Most of us in the HVAC industry have by now either read or heard about the CDC Research Letter that essentially blamed air conditioning for the COVID-19 outbreak in a Chinese restaurant.
According to the paper’s abstract:
During January 26–February 10, 2020, an outbreak of 2019 novel coronavirus disease in an air-conditioned restaurant in Guangzhou, China, involved 3 family clusters. The airflow direction was consistent with droplet transmission. To prevent the spread of the virus in restaurants, we recommend increasing the distance between tables and improving ventilation.
None of us would disagree that distance and more effective ventilation probably help to reduce the spread of many types of airborne microbial infections, including COVID-19. However, in the instant case, blaming the air conditioning for the restaurant outbreak is a conclusion to which I, and some of my learned colleagues, have taken exception.
The restaurant in question is an air-conditioned, five-story building with no operable windows, and the approximately 1,600-sq-ft, third-floor dining room is where the infections occurred. Each floor of the restaurant apparently has its own air handling unit. There is also an exhaust fan in the third-floor dining room, but from the description of the airflow patterns, it does not appear to have been operating. Prior to this incident, the tables in the dining room were approximately half of the now-recommended 6-ft distance from each other.

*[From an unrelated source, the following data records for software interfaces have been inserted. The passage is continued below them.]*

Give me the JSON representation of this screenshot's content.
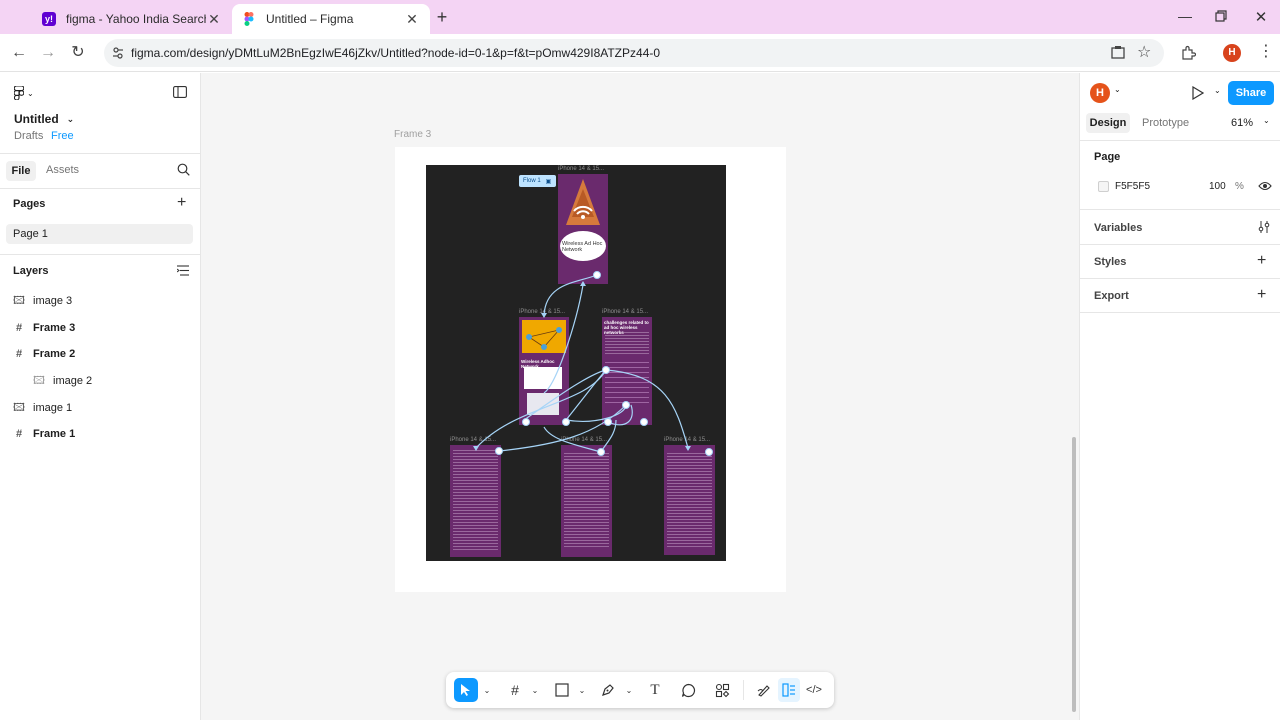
{
  "browser": {
    "tabs": [
      {
        "title": "figma - Yahoo India Search Res",
        "active": false
      },
      {
        "title": "Untitled – Figma",
        "active": true
      }
    ],
    "url": "figma.com/design/yDMtLuM2BnEgzIwE46jZkv/Untitled?node-id=0-1&p=f&t=pOmw429I8ATZPz44-0",
    "profile_initial": "H"
  },
  "left": {
    "file_title": "Untitled",
    "drafts": "Drafts",
    "plan": "Free",
    "tab_file": "File",
    "tab_assets": "Assets",
    "pages_heading": "Pages",
    "pages": [
      "Page 1"
    ],
    "layers_heading": "Layers",
    "layers": [
      {
        "name": "image 3",
        "icon": "image-icon",
        "indent": false
      },
      {
        "name": "Frame 3",
        "icon": "frame-icon",
        "indent": false
      },
      {
        "name": "Frame 2",
        "icon": "frame-icon",
        "indent": false
      },
      {
        "name": "image 2",
        "icon": "image-icon",
        "indent": true
      },
      {
        "name": "image 1",
        "icon": "image-icon",
        "indent": false
      },
      {
        "name": "Frame 1",
        "icon": "frame-icon",
        "indent": false
      }
    ]
  },
  "canvas": {
    "frame_label": "Frame 3",
    "flow_label": "Flow 1",
    "phone_label": "iPhone 14 & 15...",
    "card_title": "Wireless Ad Hoc Network",
    "slide_title": "Wireless Adhoc Network",
    "slide_challenges": "challenges related to ad hoc wireless networks"
  },
  "right": {
    "avatar": "H",
    "share": "Share",
    "tab_design": "Design",
    "tab_prototype": "Prototype",
    "zoom": "61%",
    "page_heading": "Page",
    "page_color": "F5F5F5",
    "page_opacity": "100",
    "percent": "%",
    "variables": "Variables",
    "styles": "Styles",
    "export": "Export"
  },
  "colors": {
    "accent": "#0d99ff",
    "canvas_bg": "#f5f5f5",
    "frame_dark": "#222222",
    "phone_purple": "#6a2a6d",
    "avatar": "#e5531a"
  }
}
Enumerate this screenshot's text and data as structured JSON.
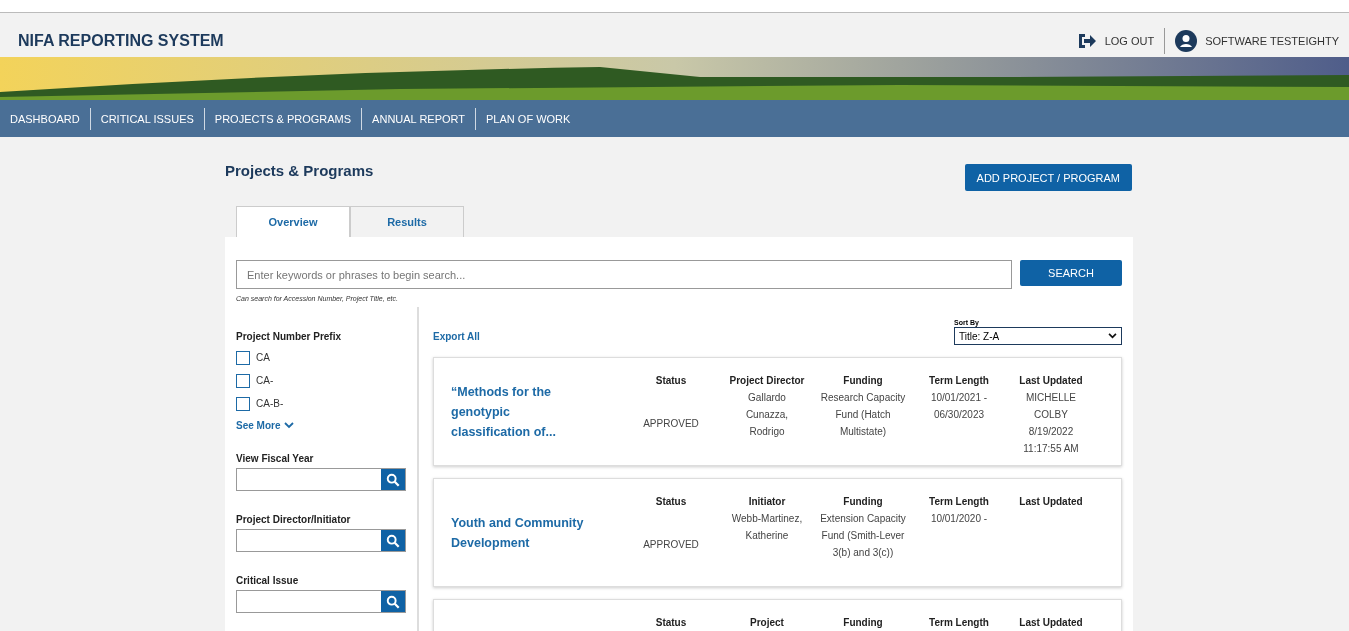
{
  "header": {
    "title": "NIFA REPORTING SYSTEM",
    "logout": "LOG OUT",
    "user": "SOFTWARE TESTEIGHTY"
  },
  "nav": [
    {
      "label": "DASHBOARD",
      "selected": false
    },
    {
      "label": "CRITICAL ISSUES",
      "selected": false
    },
    {
      "label": "PROJECTS & PROGRAMS",
      "selected": false
    },
    {
      "label": "ANNUAL REPORT",
      "selected": false
    },
    {
      "label": "PLAN OF WORK",
      "selected": false
    }
  ],
  "page_title": "Projects & Programs",
  "add_button": "ADD PROJECT / PROGRAM",
  "tabs": [
    {
      "label": "Overview",
      "selected": true
    },
    {
      "label": "Results",
      "selected": false
    }
  ],
  "search": {
    "placeholder": "Enter keywords or phrases to begin search...",
    "button": "SEARCH",
    "hint": "Can search for Accession Number, Project Title, etc."
  },
  "filters": {
    "prefix_title": "Project Number Prefix",
    "prefixes": [
      {
        "label": "CA",
        "checked": false
      },
      {
        "label": "CA-",
        "checked": false
      },
      {
        "label": "CA-B-",
        "checked": false
      }
    ],
    "see_more": "See More",
    "fields": [
      {
        "label": "View Fiscal Year"
      },
      {
        "label": "Project Director/Initiator"
      },
      {
        "label": "Critical Issue"
      }
    ]
  },
  "export_all": "Export All",
  "sort": {
    "label": "Sort By",
    "value": "Title: Z-A"
  },
  "projects": [
    {
      "title": "“Methods for the genotypic classification of...",
      "columns": [
        {
          "heading": "Status",
          "value": "APPROVED"
        },
        {
          "heading": "Project Director",
          "value": "Gallardo Cunazza, Rodrigo"
        },
        {
          "heading": "Funding",
          "value": "Research Capacity Fund (Hatch Multistate)"
        },
        {
          "heading": "Term Length",
          "value": "10/01/2021 - 06/30/2023"
        },
        {
          "heading": "Last Updated",
          "value": "MICHELLE COLBY 8/19/2022 11:17:55 AM"
        }
      ]
    },
    {
      "title": "Youth and Community Development",
      "columns": [
        {
          "heading": "Status",
          "value": "APPROVED"
        },
        {
          "heading": "Initiator",
          "value": "Webb-Martinez, Katherine"
        },
        {
          "heading": "Funding",
          "value": "Extension Capacity Fund (Smith-Lever 3(b) and 3(c))"
        },
        {
          "heading": "Term Length",
          "value": "10/01/2020 -"
        },
        {
          "heading": "Last Updated"
        }
      ]
    },
    {
      "columns": [
        {
          "heading": "Status"
        },
        {
          "heading": "Project"
        },
        {
          "heading": "Funding"
        },
        {
          "heading": "Term Length"
        },
        {
          "heading": "Last Updated"
        }
      ]
    }
  ]
}
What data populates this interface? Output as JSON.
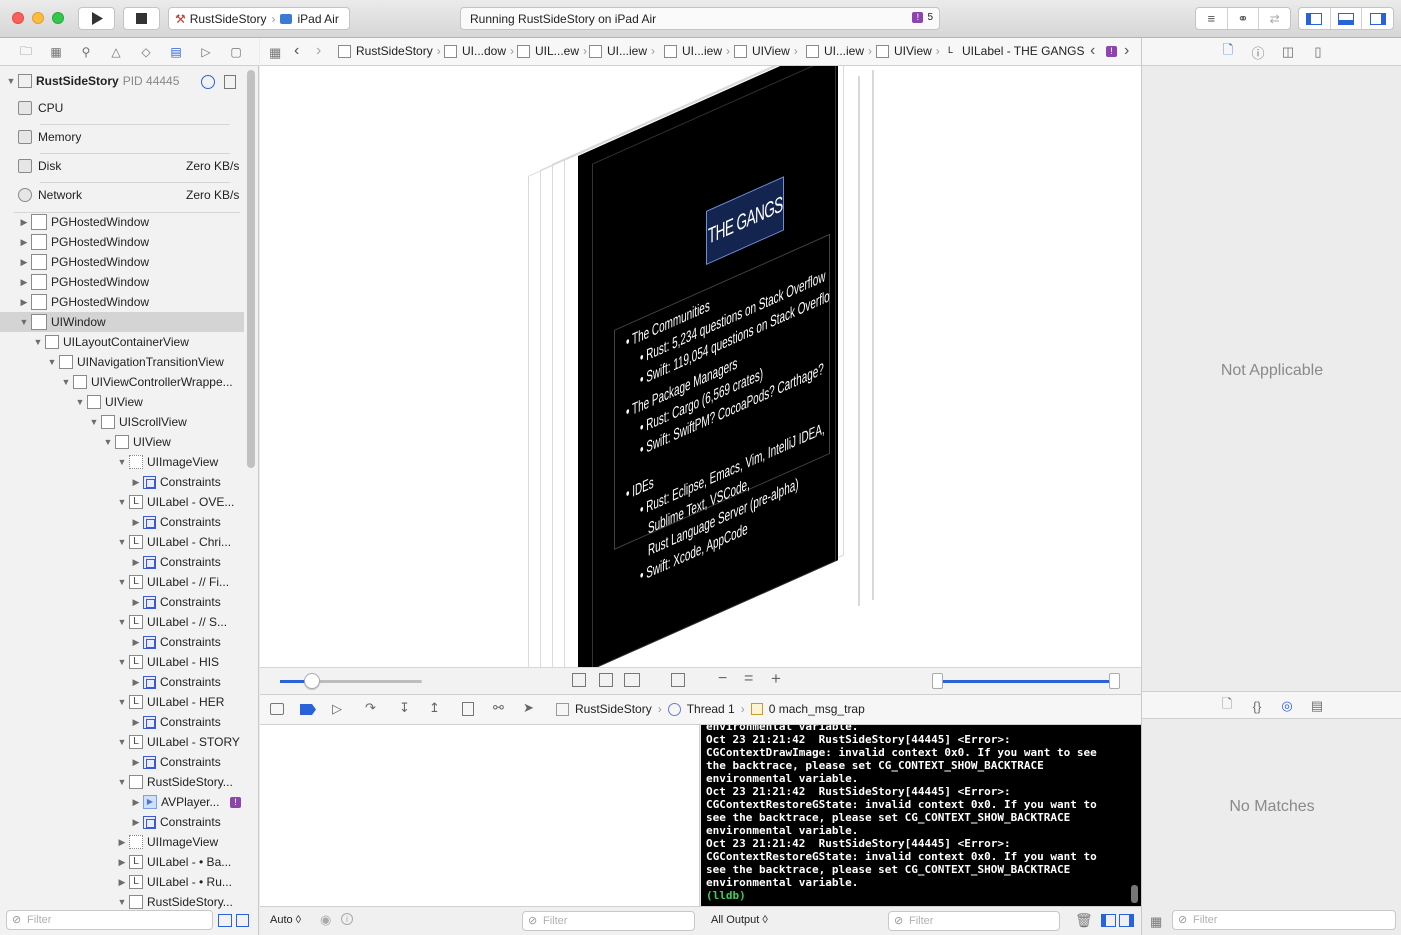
{
  "toolbar": {
    "scheme_name": "RustSideStory",
    "device_name": "iPad Air",
    "status_text": "Running RustSideStory on iPad Air",
    "issue_count": "5",
    "colors": {
      "close": "#fc605c",
      "minimize": "#fdbc40",
      "zoom": "#34c84a",
      "issue_badge": "#8e44ad",
      "accent": "#2a62d9"
    }
  },
  "navigator": {
    "process": {
      "name": "RustSideStory",
      "pid": "PID 44445"
    },
    "gauges": [
      {
        "label": "CPU",
        "value": ""
      },
      {
        "label": "Memory",
        "value": ""
      },
      {
        "label": "Disk",
        "value": "Zero KB/s"
      },
      {
        "label": "Network",
        "value": "Zero KB/s"
      }
    ],
    "tree": [
      {
        "label": "PGHostedWindow"
      },
      {
        "label": "PGHostedWindow"
      },
      {
        "label": "PGHostedWindow"
      },
      {
        "label": "PGHostedWindow"
      },
      {
        "label": "PGHostedWindow"
      },
      {
        "label": "UIWindow"
      },
      {
        "label": "UILayoutContainerView"
      },
      {
        "label": "UINavigationTransitionView"
      },
      {
        "label": "UIViewControllerWrappe..."
      },
      {
        "label": "UIView"
      },
      {
        "label": "UIScrollView"
      },
      {
        "label": "UIView"
      },
      {
        "label": "UIImageView"
      },
      {
        "label": "Constraints"
      },
      {
        "label": "UILabel - OVE..."
      },
      {
        "label": "Constraints"
      },
      {
        "label": "UILabel - Chri..."
      },
      {
        "label": "Constraints"
      },
      {
        "label": "UILabel - // Fi..."
      },
      {
        "label": "Constraints"
      },
      {
        "label": "UILabel - // S..."
      },
      {
        "label": "Constraints"
      },
      {
        "label": "UILabel - HIS"
      },
      {
        "label": "Constraints"
      },
      {
        "label": "UILabel - HER"
      },
      {
        "label": "Constraints"
      },
      {
        "label": "UILabel - STORY"
      },
      {
        "label": "Constraints"
      },
      {
        "label": "RustSideStory..."
      },
      {
        "label": "AVPlayer..."
      },
      {
        "label": "Constraints"
      },
      {
        "label": "UIImageView"
      },
      {
        "label": "UILabel - • Ba..."
      },
      {
        "label": "UILabel - • Ru..."
      },
      {
        "label": "RustSideStory..."
      }
    ],
    "filter_placeholder": "Filter"
  },
  "jumpbar": {
    "crumbs": [
      "RustSideStory",
      "UI...dow",
      "UIL...ew",
      "UI...iew",
      "UI...iew",
      "UIView",
      "UI...iew",
      "UIView",
      "UILabel - THE GANGS"
    ]
  },
  "slide": {
    "title": "THE GANGS",
    "lines": [
      "• The Communities",
      "• Rust: 5,234 questions on Stack Overflow",
      "• Swift: 119,054 questions on Stack Overflo",
      "• The Package Managers",
      "• Rust: Cargo (6,569 crates)",
      "• Swift: SwiftPM? CocoaPods? Carthage?",
      "• IDEs",
      "• Rust: Eclipse, Emacs, Vim, IntelliJ IDEA,",
      "Sublime Text, VSCode,",
      "Rust Language Server (pre-alpha)",
      "• Swift: Xcode, AppCode"
    ]
  },
  "debugbar": {
    "process": "RustSideStory",
    "thread": "Thread 1",
    "frame": "0 mach_msg_trap"
  },
  "console": {
    "lines": [
      "environmental variable.",
      "Oct 23 21:21:42  RustSideStory[44445] <Error>:",
      "CGContextDrawImage: invalid context 0x0. If you want to see",
      "the backtrace, please set CG_CONTEXT_SHOW_BACKTRACE",
      "environmental variable.",
      "Oct 23 21:21:42  RustSideStory[44445] <Error>:",
      "CGContextRestoreGState: invalid context 0x0. If you want to",
      "see the backtrace, please set CG_CONTEXT_SHOW_BACKTRACE",
      "environmental variable.",
      "Oct 23 21:21:42  RustSideStory[44445] <Error>:",
      "CGContextRestoreGState: invalid context 0x0. If you want to",
      "see the backtrace, please set CG_CONTEXT_SHOW_BACKTRACE",
      "environmental variable."
    ],
    "prompt": "(lldb)"
  },
  "bottombar": {
    "auto_label": "Auto ◊",
    "output_label": "All Output ◊",
    "filter_placeholder": "Filter"
  },
  "inspector": {
    "not_applicable": "Not Applicable",
    "no_matches": "No Matches",
    "filter_placeholder": "Filter"
  }
}
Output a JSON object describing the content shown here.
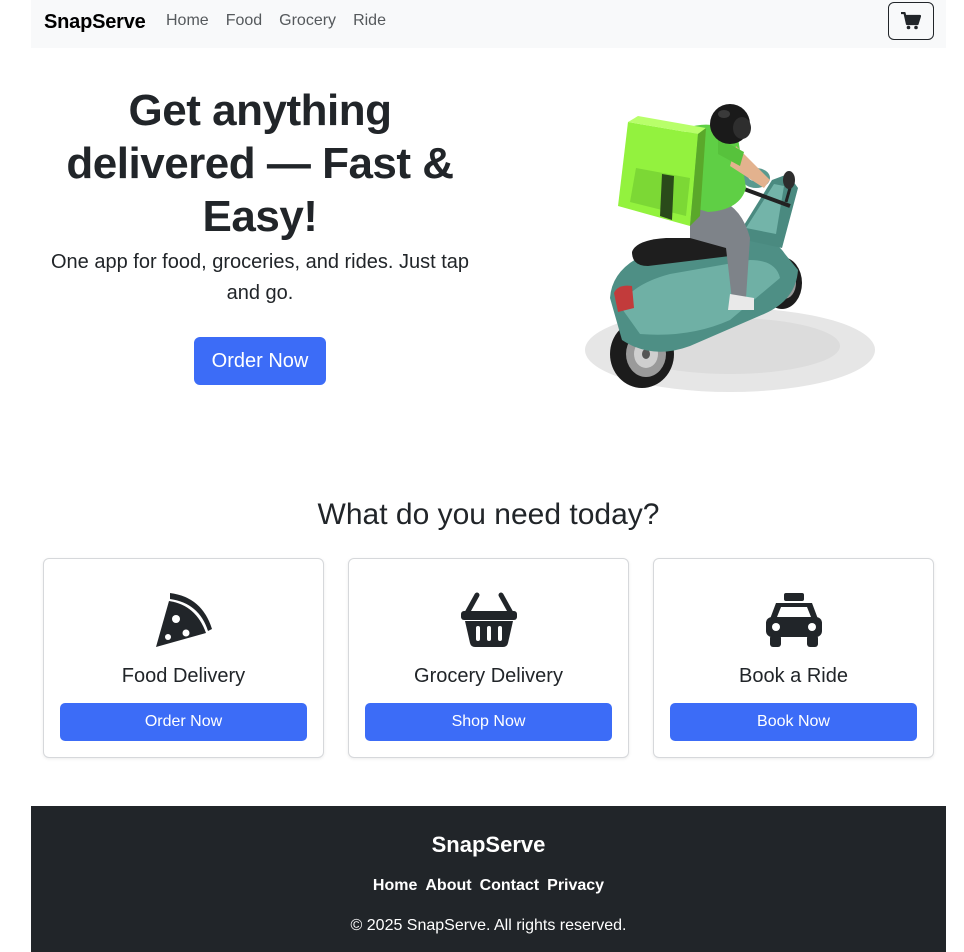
{
  "navbar": {
    "brand": "SnapServe",
    "links": [
      "Home",
      "Food",
      "Grocery",
      "Ride"
    ],
    "cart_icon": "cart-icon"
  },
  "hero": {
    "title": "Get anything delivered — Fast & Easy!",
    "subtitle": "One app for food, groceries, and rides. Just tap and go.",
    "button": "Order Now",
    "image": "scooter-rider-illustration"
  },
  "services": {
    "title": "What do you need today?",
    "cards": [
      {
        "icon": "pizza-slice-icon",
        "title": "Food Delivery",
        "button": "Order Now"
      },
      {
        "icon": "basket-icon",
        "title": "Grocery Delivery",
        "button": "Shop Now"
      },
      {
        "icon": "taxi-icon",
        "title": "Book a Ride",
        "button": "Book Now"
      }
    ]
  },
  "footer": {
    "brand": "SnapServe",
    "links": [
      "Home",
      "About",
      "Contact",
      "Privacy"
    ],
    "copyright": "© 2025 SnapServe. All rights reserved."
  },
  "colors": {
    "primary": "#3c6cf7",
    "navbar_bg": "#f8f9fa",
    "footer_bg": "#212529",
    "text": "#212529"
  }
}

The authors’ reasoning behind their conclusion that the virus-laden “droplet transmission was prompted by air-conditioned ventilation” appears to be based on several premises:
- SARS-CoV-2 (the virus responsible for COVID-19 infections) is transmitted by large (>5 μm) respiratory droplets, which generally do not travel more than three feet;
- The droplets apparently traveled more than three feet;
- The AC fan was running; conclusion, the AC did it.
A second, more rigorous research paper on the same outbreak also concluded that better ventilation was needed, but it did not lay the blame on the fact that the space was air conditioned. That paper determined that the ventilation rate was only 1.6 to 2.2 cfm/person, and concluded that “the infection distribution is consistent with a spread pattern representative of exhaled virus-laden aerosols” and that “poor ventilation may explain the community spread of COVID-19”.
If the dining room had been ventilated to the requirements of IMC 2015, for example, the ventilation rate would have been 7.5 cfm/person plus 288 CFM (0.18 cfm/ft2), and the outbreak might have been avoided.
Memo to the CDC: jumping to conclusions without sound science to back them up – in this case, an obvious lack of mechanical engineering expertise on the part of the virologists – is not helpful in building public confidence.
A regular contributor to HPAC Engineering and a member of its editorial advisory board, the author is a principal at Sustainable Performance Solutions LLC, a south Florida-based engineering firm focusing on energy and sustainability. Contact him at [email protected].